According to a 2019 study by the United States Bureau of Labor Statistics, women make up only 15.7% of all people employed in mining, quarrying, and oil and gas extraction in the United States. . The number is even darker when it comes to construction. Only 10.3 percent of those employed in the construction industry are women. Nationally, women make up 21 percent of C-Suite level executives in all occupations.
âI think sometimes in commerce industries there’s a subtle undercurrent that can favor men over women, but I think that’s changing, and Alaska is in the front. -keep of that, âLeonard said.
A testament to the diversity in hiring, many of Alaska’s major business industry groups are led by women.

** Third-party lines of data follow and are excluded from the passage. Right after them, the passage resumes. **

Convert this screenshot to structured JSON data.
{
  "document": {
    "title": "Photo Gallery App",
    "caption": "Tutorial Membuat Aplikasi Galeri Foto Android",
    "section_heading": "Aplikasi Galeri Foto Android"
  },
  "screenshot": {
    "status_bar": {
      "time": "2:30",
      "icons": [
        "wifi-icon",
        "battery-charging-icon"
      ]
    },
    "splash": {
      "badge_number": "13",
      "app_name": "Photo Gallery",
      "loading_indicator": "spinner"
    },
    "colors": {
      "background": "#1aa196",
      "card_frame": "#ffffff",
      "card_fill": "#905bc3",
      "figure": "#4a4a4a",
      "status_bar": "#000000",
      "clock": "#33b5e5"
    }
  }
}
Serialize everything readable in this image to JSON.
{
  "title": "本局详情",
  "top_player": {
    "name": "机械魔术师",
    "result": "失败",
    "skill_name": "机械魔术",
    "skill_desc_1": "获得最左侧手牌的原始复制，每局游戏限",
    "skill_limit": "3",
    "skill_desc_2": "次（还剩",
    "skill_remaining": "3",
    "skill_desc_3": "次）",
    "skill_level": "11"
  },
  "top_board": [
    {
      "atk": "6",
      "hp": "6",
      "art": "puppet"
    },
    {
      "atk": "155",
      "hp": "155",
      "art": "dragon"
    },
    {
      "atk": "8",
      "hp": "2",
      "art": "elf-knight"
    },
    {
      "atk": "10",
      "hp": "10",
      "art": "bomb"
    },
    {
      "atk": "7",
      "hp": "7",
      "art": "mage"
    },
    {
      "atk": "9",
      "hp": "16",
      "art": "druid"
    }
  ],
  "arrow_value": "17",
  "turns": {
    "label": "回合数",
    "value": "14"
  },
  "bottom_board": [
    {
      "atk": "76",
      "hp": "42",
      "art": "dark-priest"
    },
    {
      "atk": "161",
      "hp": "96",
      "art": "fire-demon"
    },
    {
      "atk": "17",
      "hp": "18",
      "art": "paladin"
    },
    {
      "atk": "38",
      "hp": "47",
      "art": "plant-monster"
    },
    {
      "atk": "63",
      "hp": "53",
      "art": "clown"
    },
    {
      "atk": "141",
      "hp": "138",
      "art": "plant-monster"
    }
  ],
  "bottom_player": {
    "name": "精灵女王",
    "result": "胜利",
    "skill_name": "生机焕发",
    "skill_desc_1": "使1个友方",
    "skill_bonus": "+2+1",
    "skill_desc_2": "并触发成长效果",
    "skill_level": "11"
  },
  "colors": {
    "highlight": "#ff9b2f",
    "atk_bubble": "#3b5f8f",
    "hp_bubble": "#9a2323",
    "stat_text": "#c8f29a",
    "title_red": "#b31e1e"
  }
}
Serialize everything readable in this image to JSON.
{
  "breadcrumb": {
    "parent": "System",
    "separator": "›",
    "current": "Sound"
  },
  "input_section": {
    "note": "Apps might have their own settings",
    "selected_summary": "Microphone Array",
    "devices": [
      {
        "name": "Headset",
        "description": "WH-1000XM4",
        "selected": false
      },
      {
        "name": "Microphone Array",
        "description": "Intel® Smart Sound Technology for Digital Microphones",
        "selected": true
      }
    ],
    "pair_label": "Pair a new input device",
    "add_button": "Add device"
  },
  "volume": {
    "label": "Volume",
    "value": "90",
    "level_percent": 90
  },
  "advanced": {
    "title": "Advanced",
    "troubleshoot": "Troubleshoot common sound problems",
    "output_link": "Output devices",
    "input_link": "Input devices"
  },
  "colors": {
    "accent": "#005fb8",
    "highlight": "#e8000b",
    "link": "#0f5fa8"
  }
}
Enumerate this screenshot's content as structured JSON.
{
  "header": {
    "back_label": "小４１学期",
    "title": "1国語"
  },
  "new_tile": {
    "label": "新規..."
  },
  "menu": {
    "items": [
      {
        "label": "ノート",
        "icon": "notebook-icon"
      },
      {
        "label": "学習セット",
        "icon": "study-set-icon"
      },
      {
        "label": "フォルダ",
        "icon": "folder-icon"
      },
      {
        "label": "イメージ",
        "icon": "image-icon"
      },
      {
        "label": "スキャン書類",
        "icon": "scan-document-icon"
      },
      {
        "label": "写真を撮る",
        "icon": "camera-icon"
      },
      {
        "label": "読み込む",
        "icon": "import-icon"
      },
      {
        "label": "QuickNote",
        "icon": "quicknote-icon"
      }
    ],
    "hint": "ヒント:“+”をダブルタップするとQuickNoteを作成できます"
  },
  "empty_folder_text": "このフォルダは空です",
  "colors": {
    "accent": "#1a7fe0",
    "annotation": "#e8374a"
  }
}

Besides Capozzi, Hall, Leonard, Siira, and Skibinski, the Alaska Oil and Gas Association is led by Kara Moriarty and the Alaska Support Industry Alliance by Rebecca Logan.
âI feel like Alaska is a pretty progressive state, and I’ve been fortunate to have amazing role models since I stepped into this arena,â Capozzi said.
One of those mentors is the Alaska Oil and Gas Association’s longtime president and CEO, Moriarty, whose organization has postponed its annual event from September 2 to January 12, 2022.
âKara took me under her wing and showed me the ropes, and I’d say she’s the ultimate promoter of businesswomen,â according to Capozzi. “I know she has mentored a lot of us and taught us to bend over and be perfectly comfortable sitting at the table.”
A fellow of the Athena Society and an Alaska Journal of Commerce Top Forty Under 40 recipient (just like Skibinski and Siira), Moriarty has been a role model for many and has inspired a sense of collective achievement among her female counterparts. She has led AOGA since 2012 after succeeding Skibinski’s mother, Marilyn Crockett, as President and CEO.
âAs industry leaders, we are all close and cheerleaders to each other because professionally we have grown together,â said Siira. âI think being close like that has been such an asset. But I think it’s also very important to say that we are just a few of the powerful women leaders in Alaska. There are many more out there.
Now looking to the future, Siira, Hall, Capozzi, Leonard and Skibinski are ready to mentor the next generation.
âWe all need this person to help us understand that we can do whatever we think about it. We need that person to come out of our shell and remind us not to be shy, to know our stuff and to open our mouths because we have something to say, Skibinski said. âI was fortunate to have a mentor like Carol Fraser (Regional Director of Sales and Marketing at Aspen Hotels of Alaska), and I hope I can do it for someone else.
O’Hara Shipe is an Anchorage-based freelance writer and photographer. She can be reached at [emailÂ protected].